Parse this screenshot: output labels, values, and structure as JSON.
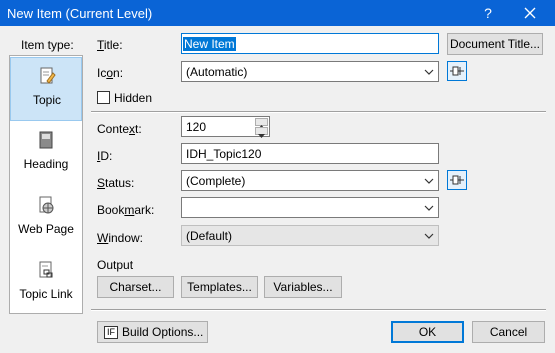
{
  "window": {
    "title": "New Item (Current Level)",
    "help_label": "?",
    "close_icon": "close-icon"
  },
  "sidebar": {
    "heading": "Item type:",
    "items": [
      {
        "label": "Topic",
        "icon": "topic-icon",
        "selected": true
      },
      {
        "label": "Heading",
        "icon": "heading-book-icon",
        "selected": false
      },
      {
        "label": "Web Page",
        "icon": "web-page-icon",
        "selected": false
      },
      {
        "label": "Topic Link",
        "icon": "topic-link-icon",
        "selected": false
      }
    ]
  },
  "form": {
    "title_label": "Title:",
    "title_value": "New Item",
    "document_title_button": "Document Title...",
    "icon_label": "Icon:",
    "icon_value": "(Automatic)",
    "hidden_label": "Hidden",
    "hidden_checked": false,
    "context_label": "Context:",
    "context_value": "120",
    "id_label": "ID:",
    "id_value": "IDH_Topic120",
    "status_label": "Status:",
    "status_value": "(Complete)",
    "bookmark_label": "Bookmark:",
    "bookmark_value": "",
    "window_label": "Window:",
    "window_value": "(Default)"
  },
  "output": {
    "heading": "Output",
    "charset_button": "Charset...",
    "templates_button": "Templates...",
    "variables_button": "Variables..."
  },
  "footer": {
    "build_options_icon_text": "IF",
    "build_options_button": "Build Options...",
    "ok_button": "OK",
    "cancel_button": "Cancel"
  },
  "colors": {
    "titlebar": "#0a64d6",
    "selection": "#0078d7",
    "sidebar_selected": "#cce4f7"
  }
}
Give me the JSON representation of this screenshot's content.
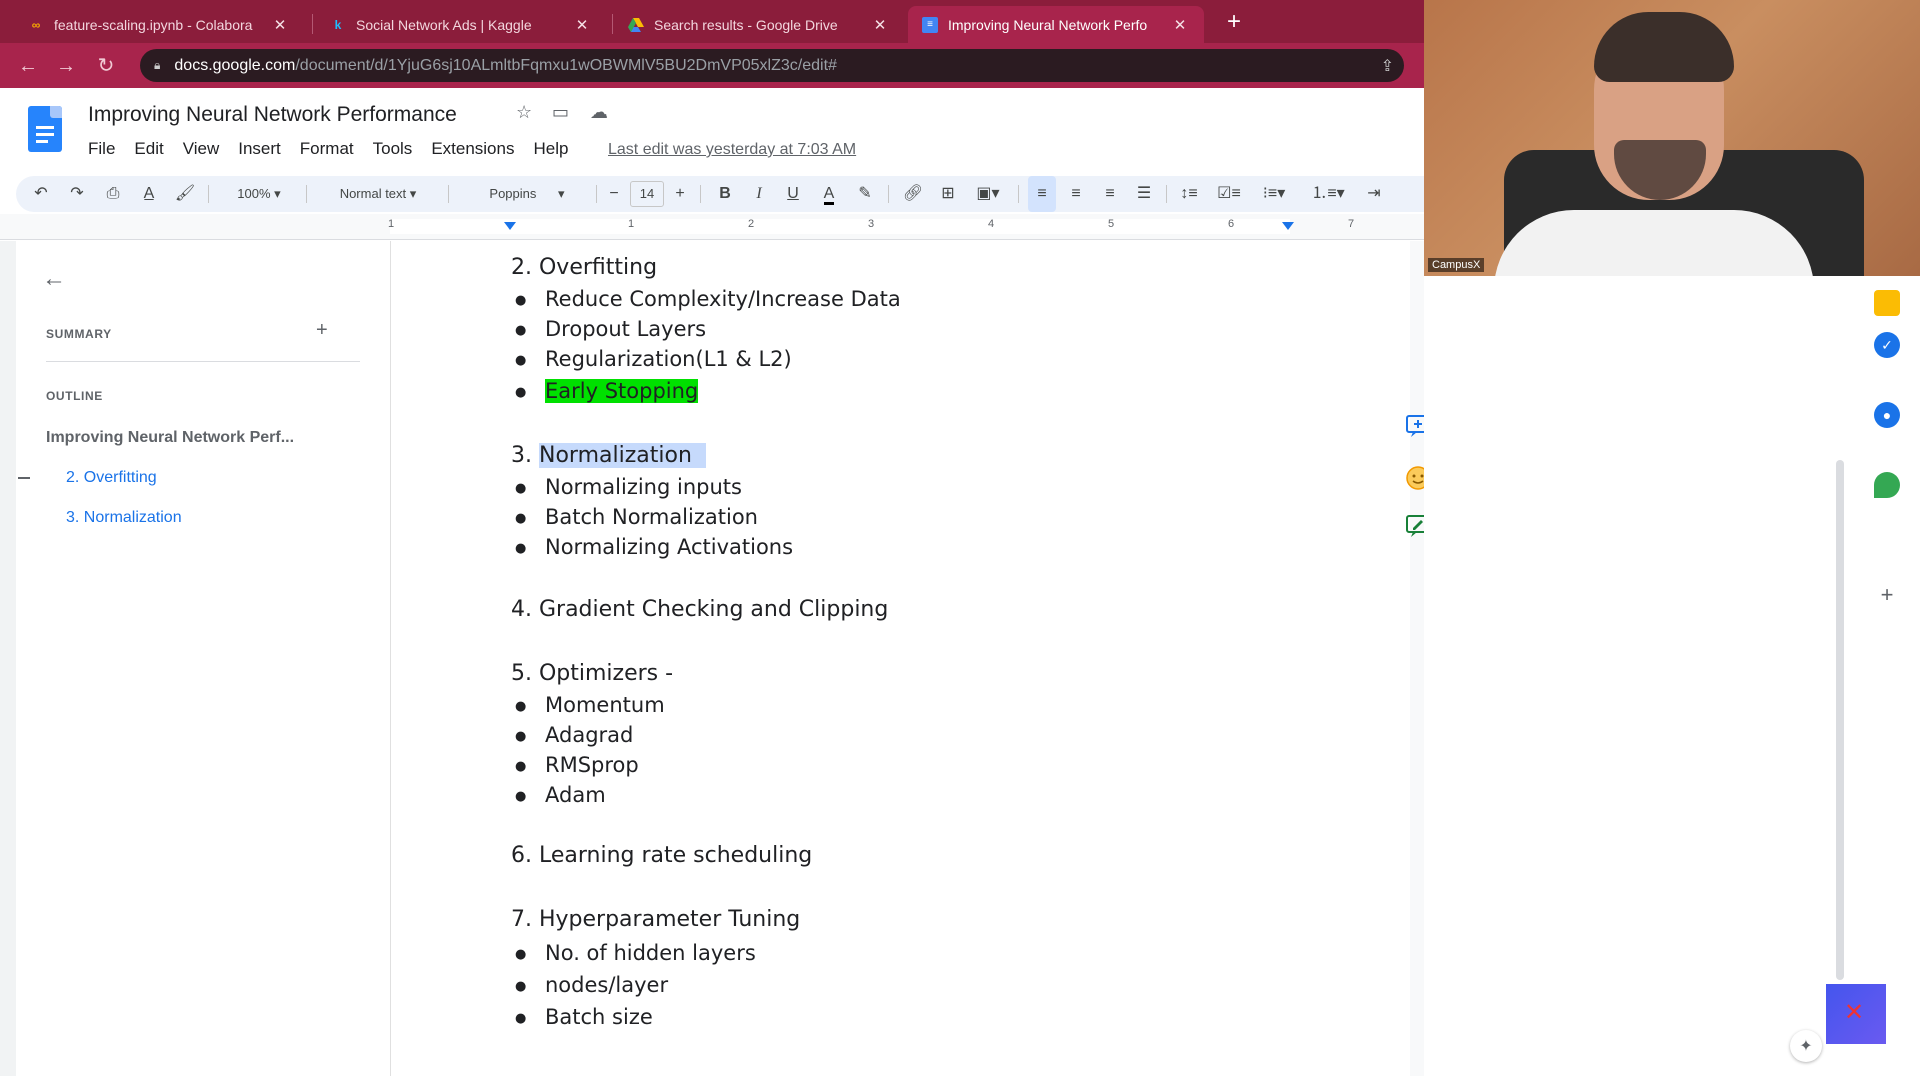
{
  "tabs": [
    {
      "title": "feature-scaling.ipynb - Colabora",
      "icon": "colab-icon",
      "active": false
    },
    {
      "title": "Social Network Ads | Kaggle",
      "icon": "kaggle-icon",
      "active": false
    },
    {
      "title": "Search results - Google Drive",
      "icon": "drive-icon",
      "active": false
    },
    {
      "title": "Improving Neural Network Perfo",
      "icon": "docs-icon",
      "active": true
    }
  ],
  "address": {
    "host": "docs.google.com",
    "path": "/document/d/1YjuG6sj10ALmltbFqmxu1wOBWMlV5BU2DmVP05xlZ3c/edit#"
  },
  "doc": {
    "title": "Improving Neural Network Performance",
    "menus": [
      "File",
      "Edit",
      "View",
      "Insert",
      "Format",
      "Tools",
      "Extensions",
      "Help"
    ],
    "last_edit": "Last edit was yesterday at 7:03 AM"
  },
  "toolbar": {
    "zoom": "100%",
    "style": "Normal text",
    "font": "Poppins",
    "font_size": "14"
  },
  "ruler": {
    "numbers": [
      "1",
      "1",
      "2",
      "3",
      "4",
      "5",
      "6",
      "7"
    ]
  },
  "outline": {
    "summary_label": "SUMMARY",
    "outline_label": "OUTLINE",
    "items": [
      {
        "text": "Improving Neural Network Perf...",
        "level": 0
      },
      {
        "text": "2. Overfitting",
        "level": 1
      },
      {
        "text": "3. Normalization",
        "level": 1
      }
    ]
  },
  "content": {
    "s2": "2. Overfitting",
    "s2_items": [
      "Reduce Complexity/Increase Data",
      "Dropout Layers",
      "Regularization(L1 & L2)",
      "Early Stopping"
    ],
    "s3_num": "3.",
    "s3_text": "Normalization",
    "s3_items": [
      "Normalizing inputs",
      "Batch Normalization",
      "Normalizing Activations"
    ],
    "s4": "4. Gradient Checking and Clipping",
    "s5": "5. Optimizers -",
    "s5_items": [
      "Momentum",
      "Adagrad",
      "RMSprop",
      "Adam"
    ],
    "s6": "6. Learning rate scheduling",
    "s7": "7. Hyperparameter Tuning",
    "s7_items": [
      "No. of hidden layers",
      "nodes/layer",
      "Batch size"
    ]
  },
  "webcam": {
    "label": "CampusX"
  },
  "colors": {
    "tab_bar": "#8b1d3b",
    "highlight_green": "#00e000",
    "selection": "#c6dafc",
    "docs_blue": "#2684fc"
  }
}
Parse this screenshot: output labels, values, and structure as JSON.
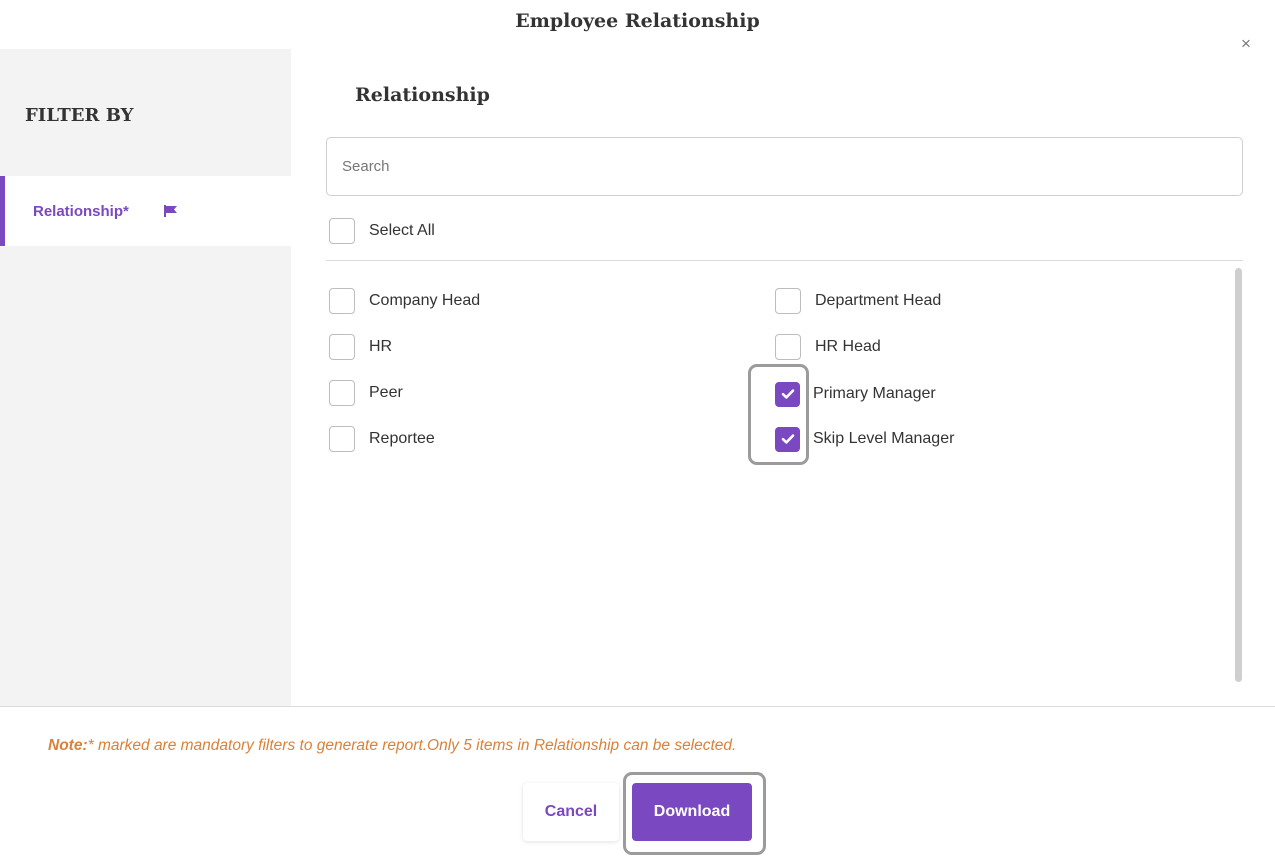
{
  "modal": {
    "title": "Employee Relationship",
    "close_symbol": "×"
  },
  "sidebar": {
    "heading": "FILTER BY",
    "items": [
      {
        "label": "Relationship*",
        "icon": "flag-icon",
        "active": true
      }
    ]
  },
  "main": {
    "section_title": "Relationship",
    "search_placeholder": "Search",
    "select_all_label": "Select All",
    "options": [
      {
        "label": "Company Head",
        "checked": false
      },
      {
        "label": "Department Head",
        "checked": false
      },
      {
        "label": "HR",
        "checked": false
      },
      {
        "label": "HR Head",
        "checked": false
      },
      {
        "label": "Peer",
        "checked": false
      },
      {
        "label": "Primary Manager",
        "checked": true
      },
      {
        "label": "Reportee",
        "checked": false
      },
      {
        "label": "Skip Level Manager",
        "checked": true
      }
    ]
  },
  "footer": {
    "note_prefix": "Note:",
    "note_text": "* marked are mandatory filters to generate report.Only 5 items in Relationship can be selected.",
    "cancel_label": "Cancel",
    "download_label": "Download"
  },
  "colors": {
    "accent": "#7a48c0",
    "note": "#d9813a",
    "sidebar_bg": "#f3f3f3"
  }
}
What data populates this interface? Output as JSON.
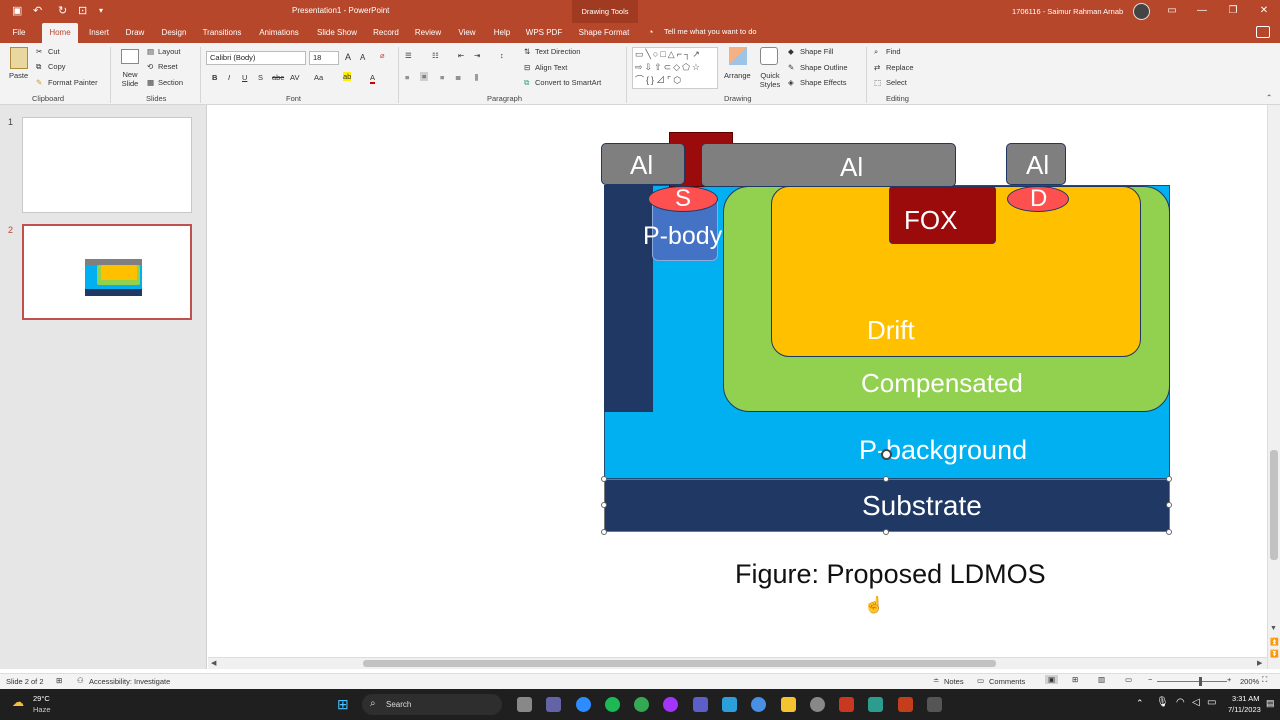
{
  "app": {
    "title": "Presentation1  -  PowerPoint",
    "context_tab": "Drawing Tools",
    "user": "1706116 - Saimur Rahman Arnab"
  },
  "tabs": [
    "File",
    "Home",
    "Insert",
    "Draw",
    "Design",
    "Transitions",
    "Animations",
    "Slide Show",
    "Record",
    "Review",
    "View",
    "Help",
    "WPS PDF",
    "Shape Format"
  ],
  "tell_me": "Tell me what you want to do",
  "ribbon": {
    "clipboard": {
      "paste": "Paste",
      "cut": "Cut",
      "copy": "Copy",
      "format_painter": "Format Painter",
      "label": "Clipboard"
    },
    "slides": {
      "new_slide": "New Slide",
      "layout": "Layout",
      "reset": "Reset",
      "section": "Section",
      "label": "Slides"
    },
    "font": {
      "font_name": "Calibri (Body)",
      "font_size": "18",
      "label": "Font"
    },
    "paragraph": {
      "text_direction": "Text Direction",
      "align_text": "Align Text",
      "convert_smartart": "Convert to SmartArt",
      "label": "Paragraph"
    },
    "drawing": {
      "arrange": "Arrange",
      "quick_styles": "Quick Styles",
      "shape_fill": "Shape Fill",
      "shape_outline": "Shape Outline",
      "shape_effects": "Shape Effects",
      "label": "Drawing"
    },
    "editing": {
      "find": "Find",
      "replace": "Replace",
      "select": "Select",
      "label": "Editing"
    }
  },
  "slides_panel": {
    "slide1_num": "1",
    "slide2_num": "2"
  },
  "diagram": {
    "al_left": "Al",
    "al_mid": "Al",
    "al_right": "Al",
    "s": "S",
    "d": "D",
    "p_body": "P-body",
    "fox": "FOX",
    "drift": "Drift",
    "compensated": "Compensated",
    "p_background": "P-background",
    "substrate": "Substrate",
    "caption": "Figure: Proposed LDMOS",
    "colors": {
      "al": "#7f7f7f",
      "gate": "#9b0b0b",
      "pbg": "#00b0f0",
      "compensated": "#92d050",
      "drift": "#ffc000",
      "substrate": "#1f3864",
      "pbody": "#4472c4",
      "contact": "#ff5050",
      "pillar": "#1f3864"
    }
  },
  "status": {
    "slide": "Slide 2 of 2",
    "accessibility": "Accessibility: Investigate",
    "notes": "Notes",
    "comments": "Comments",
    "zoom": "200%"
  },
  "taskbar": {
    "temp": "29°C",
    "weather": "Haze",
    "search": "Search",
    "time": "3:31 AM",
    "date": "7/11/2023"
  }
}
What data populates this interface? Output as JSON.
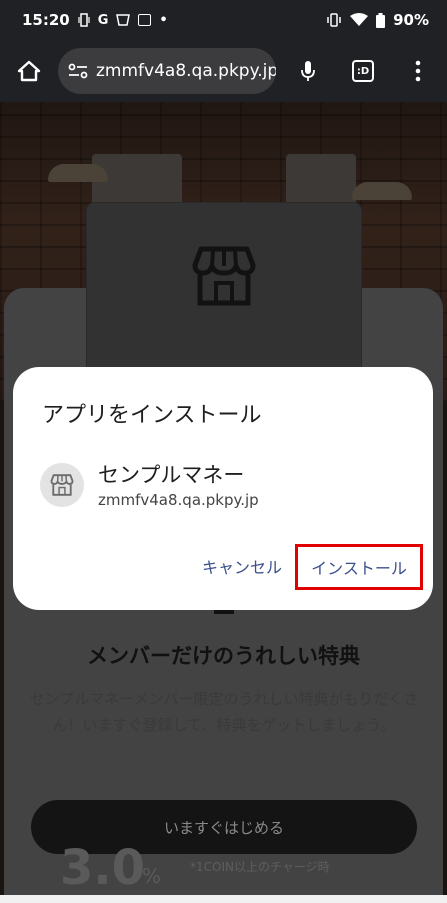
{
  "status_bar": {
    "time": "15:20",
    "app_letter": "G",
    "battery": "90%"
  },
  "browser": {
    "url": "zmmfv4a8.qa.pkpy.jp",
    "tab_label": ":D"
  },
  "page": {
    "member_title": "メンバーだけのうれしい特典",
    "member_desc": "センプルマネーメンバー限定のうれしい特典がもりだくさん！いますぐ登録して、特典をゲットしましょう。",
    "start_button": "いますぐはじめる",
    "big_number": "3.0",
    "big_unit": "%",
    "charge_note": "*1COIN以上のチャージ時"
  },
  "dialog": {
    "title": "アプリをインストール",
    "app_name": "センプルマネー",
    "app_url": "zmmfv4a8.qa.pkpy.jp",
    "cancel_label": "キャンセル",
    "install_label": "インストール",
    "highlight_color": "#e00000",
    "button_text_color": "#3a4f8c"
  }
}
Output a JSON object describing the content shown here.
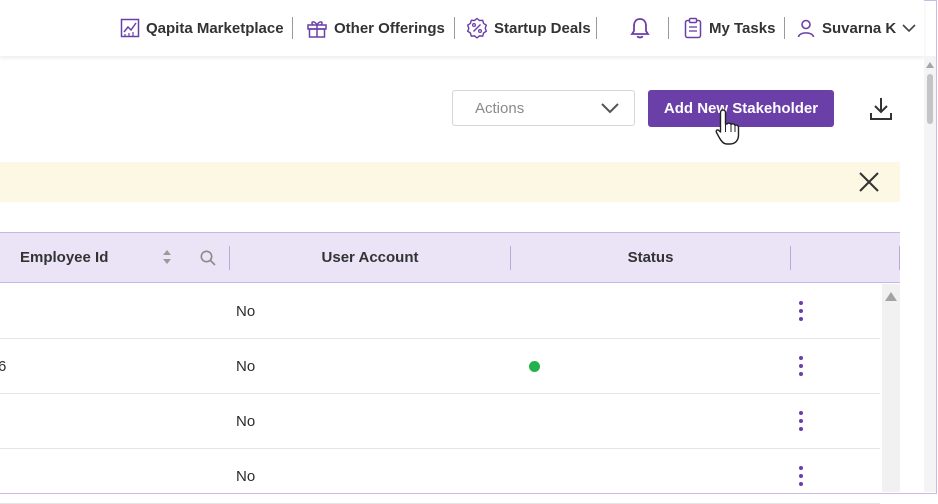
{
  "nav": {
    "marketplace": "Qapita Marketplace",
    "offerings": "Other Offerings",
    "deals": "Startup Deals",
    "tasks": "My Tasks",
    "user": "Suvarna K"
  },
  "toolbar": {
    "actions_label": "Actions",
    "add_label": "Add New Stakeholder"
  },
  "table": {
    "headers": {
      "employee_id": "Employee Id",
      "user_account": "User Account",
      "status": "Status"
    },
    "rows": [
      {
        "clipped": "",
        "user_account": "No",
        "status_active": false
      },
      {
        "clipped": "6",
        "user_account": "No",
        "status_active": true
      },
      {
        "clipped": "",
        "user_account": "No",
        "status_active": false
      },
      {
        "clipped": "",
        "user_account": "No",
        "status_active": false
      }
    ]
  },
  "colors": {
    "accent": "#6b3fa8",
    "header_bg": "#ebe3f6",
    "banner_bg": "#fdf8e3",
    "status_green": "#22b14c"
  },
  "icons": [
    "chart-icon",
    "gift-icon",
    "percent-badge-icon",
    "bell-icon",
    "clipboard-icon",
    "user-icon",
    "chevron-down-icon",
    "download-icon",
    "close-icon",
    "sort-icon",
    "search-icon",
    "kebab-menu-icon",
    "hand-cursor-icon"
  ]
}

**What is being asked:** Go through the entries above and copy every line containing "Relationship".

**Task answer:**
    "title": "Employee Relationship",
        "label": "Relationship*",
    "section_title": "Relationship",
    "note_text": "* marked are mandatory filters to generate report.Only 5 items in Relationship can be selected.",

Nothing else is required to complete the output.